Mayan Linguistics: Where Are We Now?
Annual Review of Anthropology
Vol. 14: 187-198 (Volume publication date October 1985)
L Campbell, and T Kaufman
In lieu of an abstract, the publisher reproduces the first page of the article. (Link)

Letters to My Tutor…

My dearest Simone,

Over the weekend I met someone whose response to his encounters with linguistics was to start work on creating his own language. On the other hand, my encounters generally leave me unendingly hopeless as to being able to say anything to anybody about anything. I once met someone of like mind with whom I had vocal interactions that consisted of primal, emotion-filled sound utterances back and forth and overlapping; this seemed as genuinely communicative as any formal language. I wonder sometimes about primal interactions using a very unfamiliar language with sounds not normally encountered in the native language in which the interlocutors choose words based on sound, shape and feel — and then looking at the translations as an exercise in making real and imagined connections.

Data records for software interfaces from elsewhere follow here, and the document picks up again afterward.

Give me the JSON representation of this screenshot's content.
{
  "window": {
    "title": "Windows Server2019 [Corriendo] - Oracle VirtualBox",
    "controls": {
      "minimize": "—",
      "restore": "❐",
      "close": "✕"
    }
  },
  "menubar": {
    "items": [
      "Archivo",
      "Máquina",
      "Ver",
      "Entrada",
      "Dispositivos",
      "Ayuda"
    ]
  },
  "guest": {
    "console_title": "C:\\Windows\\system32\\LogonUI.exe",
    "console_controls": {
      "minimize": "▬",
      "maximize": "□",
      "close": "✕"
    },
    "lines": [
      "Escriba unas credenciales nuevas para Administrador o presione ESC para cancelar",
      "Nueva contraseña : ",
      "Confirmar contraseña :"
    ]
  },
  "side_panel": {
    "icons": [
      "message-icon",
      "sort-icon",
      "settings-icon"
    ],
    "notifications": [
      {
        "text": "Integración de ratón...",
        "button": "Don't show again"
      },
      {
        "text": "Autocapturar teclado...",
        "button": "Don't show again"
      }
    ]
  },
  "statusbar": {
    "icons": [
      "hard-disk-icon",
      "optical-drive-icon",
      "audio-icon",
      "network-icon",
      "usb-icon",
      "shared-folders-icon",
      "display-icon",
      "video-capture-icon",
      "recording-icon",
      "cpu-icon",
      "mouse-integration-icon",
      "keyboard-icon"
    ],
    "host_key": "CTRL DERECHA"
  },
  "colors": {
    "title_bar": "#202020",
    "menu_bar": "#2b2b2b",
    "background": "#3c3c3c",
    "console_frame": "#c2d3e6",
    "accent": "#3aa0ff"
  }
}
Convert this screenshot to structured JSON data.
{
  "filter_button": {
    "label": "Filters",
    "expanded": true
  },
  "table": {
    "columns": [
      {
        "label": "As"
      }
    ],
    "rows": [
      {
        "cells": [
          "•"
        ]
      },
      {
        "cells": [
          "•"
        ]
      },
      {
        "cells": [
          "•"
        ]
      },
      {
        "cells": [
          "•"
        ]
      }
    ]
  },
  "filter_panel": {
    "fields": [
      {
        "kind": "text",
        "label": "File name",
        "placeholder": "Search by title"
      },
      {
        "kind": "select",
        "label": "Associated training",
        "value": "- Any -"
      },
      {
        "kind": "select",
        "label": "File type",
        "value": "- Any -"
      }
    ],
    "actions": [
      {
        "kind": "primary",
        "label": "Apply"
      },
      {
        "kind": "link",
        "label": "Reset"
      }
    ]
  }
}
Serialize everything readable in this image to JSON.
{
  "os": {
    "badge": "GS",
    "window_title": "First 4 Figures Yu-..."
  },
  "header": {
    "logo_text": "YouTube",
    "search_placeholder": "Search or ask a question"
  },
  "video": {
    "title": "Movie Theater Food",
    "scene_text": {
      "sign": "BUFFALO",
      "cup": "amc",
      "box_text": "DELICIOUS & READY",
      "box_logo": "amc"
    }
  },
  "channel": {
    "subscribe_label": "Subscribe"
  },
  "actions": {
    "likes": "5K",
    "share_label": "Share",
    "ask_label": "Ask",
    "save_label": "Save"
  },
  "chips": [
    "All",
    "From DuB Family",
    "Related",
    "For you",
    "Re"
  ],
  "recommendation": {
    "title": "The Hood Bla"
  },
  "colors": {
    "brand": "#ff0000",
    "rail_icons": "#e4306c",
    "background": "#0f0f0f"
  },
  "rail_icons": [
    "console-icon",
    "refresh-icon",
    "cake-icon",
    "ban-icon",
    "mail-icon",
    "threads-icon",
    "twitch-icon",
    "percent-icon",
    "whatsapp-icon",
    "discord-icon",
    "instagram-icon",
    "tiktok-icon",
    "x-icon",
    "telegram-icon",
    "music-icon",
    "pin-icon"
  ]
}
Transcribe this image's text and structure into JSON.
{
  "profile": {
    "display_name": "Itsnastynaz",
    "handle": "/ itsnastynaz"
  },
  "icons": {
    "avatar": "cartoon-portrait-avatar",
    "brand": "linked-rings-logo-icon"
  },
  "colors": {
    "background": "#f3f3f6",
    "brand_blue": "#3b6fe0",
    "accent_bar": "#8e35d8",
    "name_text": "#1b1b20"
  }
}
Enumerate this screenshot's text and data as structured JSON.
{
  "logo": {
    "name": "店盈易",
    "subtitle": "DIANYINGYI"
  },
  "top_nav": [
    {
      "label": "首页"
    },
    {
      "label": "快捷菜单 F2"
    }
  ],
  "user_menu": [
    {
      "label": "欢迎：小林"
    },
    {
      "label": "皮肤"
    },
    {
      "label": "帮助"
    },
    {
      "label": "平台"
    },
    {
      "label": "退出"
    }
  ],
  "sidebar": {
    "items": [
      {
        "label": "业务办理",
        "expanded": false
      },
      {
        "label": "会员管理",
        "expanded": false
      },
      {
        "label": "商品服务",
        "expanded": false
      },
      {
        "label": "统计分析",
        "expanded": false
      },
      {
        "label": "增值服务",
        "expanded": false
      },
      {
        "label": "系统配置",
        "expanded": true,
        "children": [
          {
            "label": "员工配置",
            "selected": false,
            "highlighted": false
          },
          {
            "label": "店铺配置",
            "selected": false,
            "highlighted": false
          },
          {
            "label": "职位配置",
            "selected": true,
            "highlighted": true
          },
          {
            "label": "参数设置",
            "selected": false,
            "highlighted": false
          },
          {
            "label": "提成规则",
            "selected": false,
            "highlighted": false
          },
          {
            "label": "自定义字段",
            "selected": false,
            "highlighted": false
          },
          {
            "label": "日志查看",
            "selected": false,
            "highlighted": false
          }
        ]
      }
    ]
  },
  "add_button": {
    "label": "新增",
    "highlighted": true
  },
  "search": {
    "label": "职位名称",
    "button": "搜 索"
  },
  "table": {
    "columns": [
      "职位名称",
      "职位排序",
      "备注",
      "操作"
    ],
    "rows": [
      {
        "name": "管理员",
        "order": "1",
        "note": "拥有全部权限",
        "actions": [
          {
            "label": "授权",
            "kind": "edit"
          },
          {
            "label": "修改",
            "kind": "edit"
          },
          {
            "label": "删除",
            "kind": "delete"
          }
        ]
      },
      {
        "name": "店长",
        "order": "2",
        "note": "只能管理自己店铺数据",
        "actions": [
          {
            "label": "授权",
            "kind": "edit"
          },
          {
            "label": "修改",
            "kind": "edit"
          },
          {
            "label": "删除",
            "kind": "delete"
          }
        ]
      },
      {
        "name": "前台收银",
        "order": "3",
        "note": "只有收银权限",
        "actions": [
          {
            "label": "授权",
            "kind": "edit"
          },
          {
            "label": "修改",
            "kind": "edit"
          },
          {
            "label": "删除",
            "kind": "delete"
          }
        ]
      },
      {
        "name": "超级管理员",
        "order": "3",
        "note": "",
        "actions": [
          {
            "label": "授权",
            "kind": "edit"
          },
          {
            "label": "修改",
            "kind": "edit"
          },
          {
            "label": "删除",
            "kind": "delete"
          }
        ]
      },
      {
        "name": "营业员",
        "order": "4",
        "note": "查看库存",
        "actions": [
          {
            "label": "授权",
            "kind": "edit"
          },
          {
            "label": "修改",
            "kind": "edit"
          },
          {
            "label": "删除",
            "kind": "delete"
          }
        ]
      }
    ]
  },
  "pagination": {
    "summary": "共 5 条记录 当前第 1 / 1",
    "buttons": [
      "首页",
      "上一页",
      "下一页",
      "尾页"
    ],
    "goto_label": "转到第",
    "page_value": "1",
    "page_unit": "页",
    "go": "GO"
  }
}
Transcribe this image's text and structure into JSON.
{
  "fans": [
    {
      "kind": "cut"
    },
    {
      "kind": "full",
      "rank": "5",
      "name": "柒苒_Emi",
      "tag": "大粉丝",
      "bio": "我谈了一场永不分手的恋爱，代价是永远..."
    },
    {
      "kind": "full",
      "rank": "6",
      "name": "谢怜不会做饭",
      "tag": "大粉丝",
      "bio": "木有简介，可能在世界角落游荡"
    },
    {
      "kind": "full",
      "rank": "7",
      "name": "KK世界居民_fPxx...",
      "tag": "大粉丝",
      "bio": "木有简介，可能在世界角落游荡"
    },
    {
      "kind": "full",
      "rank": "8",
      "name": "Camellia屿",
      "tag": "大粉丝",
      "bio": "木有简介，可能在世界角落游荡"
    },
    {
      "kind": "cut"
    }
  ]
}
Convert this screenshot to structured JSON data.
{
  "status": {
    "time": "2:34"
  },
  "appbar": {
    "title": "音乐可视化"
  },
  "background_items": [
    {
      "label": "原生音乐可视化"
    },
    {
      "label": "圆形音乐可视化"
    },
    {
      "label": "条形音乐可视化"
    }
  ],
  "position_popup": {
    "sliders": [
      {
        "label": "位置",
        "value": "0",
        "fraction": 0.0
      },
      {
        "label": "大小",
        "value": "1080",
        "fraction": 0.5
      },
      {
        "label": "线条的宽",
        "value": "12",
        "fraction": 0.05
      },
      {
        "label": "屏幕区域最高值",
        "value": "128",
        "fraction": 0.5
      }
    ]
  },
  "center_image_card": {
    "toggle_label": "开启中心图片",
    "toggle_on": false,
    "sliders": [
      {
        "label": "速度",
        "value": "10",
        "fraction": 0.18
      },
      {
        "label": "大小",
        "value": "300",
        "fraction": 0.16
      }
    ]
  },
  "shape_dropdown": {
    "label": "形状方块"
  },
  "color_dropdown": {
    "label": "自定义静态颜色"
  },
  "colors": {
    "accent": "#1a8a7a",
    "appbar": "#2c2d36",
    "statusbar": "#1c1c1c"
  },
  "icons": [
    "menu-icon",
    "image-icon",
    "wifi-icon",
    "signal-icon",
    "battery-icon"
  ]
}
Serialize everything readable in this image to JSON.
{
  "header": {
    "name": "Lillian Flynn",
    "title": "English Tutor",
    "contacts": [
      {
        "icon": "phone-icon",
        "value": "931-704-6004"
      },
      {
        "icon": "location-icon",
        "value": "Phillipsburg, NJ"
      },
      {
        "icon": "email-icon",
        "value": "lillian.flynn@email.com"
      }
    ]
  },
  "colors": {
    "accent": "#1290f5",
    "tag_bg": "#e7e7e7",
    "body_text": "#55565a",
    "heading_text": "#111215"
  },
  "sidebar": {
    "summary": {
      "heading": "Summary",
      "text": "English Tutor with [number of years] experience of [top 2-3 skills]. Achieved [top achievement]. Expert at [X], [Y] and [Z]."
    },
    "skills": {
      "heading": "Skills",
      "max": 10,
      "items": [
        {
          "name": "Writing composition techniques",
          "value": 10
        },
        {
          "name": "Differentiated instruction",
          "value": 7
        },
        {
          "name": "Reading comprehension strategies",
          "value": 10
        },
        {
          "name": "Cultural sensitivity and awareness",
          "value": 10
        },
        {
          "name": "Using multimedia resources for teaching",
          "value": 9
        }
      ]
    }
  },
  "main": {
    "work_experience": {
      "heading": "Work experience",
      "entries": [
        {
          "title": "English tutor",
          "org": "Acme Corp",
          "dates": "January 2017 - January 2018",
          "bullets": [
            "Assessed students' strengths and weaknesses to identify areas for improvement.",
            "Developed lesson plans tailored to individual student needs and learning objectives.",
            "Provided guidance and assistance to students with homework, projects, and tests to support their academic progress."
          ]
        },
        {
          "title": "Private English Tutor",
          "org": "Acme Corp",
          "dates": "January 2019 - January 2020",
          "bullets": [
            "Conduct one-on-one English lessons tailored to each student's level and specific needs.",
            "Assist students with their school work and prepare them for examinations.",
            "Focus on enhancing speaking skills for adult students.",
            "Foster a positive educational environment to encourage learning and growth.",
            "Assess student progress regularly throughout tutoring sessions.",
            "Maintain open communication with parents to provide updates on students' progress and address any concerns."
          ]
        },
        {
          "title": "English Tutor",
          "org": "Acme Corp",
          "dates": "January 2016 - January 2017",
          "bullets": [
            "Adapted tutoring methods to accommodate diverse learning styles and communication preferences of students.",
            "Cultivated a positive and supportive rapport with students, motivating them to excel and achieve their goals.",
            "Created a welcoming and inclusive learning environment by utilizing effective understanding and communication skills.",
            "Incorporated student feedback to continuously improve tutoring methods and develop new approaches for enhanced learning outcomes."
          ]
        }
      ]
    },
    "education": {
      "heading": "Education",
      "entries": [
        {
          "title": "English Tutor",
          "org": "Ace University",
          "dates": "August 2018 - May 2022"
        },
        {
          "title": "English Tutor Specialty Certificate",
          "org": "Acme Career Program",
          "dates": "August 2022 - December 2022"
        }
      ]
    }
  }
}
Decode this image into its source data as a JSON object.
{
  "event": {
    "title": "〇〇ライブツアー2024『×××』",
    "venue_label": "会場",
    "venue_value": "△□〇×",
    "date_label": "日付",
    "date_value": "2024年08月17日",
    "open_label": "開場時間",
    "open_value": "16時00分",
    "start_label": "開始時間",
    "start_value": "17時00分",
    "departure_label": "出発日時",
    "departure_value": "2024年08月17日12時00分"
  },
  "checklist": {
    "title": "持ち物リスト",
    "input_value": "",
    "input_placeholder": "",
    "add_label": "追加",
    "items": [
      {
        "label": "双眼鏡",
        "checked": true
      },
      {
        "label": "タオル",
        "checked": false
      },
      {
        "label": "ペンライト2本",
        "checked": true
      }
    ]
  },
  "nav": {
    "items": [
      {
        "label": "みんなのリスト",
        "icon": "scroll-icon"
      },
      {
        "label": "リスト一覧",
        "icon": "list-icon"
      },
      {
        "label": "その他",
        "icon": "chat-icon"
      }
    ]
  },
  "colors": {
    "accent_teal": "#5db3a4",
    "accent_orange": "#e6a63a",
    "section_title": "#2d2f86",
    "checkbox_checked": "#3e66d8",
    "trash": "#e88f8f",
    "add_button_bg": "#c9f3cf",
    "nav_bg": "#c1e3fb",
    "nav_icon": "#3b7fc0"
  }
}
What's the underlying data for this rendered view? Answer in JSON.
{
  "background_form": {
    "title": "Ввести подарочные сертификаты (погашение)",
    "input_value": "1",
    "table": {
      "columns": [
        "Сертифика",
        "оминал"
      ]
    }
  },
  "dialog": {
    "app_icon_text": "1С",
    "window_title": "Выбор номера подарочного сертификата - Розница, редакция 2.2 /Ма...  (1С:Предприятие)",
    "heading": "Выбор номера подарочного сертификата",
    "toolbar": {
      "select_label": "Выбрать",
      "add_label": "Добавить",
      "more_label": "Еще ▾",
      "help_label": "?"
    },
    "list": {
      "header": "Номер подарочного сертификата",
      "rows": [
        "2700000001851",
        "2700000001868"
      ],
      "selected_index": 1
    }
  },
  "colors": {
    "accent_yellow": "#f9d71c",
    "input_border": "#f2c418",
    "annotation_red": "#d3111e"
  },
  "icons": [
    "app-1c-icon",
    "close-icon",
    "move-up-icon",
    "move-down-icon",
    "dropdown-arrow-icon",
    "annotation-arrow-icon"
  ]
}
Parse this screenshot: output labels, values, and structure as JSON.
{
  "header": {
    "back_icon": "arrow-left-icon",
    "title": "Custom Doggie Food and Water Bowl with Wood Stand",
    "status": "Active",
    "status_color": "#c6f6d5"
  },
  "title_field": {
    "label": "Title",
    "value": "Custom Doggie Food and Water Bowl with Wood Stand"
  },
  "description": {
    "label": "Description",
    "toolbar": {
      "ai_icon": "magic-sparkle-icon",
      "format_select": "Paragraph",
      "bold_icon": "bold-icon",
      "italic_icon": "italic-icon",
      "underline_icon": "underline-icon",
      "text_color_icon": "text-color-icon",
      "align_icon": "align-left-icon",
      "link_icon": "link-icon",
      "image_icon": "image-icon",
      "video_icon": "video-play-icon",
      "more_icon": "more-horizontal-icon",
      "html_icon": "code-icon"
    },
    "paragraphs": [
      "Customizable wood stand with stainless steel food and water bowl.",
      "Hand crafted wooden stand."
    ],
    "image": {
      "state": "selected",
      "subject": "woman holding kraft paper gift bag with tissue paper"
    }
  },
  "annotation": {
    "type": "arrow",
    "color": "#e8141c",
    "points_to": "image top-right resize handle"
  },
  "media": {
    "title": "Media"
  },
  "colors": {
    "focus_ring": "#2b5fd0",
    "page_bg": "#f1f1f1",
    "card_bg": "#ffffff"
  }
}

All that was to say that I had language thoughts on my mind when choosing a review this week. Reading articles published before the internet explosion makes me wonder whether the availability of information on the internet has impacted the way scholarly articles are written. Knowing that I can turn to the internet certainly widens the spectrum of articles that I choose to read. My eyes glazed over during parts of this article. Some of the vocabulary wasn’t familiar and being a relatively short article the in-text explanations were mostly bare. When the authors wrote that Proto-Mayan was an ergative language, there was enough of an explanation to get the gist, but it’s nice to be able to turn to the internet to fill in the holes.

I was happy to be reminded of how linguistics can help create a fuller picture of prehistory. The authors write of how reconstructed vocabulary can show speakers of a language to have been highly skilled in an area like agriculture. We talk about what we know and we create finely tuned and specialized vocabulary for the things we know well. Neat.

Yours always,